▶ _WORK TASK_
From the data below, return each line in which the string "Power" is found.

▶ _TASK INPUTS_
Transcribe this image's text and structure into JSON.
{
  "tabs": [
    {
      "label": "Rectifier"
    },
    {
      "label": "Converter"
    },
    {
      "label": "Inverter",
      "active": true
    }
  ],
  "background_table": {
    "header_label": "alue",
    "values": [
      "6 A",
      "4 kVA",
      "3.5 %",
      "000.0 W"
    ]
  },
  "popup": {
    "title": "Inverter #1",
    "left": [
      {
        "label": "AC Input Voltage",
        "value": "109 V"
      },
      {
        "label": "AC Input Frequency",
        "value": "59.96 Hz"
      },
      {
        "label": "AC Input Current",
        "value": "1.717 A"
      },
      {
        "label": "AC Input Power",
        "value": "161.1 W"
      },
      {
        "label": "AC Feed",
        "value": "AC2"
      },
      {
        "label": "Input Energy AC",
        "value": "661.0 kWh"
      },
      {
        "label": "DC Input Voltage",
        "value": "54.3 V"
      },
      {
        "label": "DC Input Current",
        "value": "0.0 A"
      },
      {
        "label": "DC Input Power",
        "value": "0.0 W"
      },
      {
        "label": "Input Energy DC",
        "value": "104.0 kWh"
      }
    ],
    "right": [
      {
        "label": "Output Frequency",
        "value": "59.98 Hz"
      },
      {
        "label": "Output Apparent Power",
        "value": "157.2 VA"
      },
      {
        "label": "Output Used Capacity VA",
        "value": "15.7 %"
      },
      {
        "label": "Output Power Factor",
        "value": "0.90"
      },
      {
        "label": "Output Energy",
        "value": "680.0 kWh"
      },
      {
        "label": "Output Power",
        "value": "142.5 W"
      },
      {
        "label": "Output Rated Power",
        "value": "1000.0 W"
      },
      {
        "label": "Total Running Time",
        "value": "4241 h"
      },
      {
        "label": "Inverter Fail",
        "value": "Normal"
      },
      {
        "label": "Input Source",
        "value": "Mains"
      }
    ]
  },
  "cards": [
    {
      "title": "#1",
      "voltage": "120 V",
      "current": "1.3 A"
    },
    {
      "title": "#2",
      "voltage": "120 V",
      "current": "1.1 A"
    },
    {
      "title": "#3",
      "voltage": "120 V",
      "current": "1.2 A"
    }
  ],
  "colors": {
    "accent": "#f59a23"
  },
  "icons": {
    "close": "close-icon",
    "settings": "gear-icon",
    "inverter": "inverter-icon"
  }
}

▶ _RESPONSE FOR THIS EXERCISE_
        "label": "AC Input Power",
        "label": "DC Input Power",
        "label": "Output Apparent Power",
        "label": "Output Power Factor",
        "label": "Output Power",
        "label": "Output Rated Power",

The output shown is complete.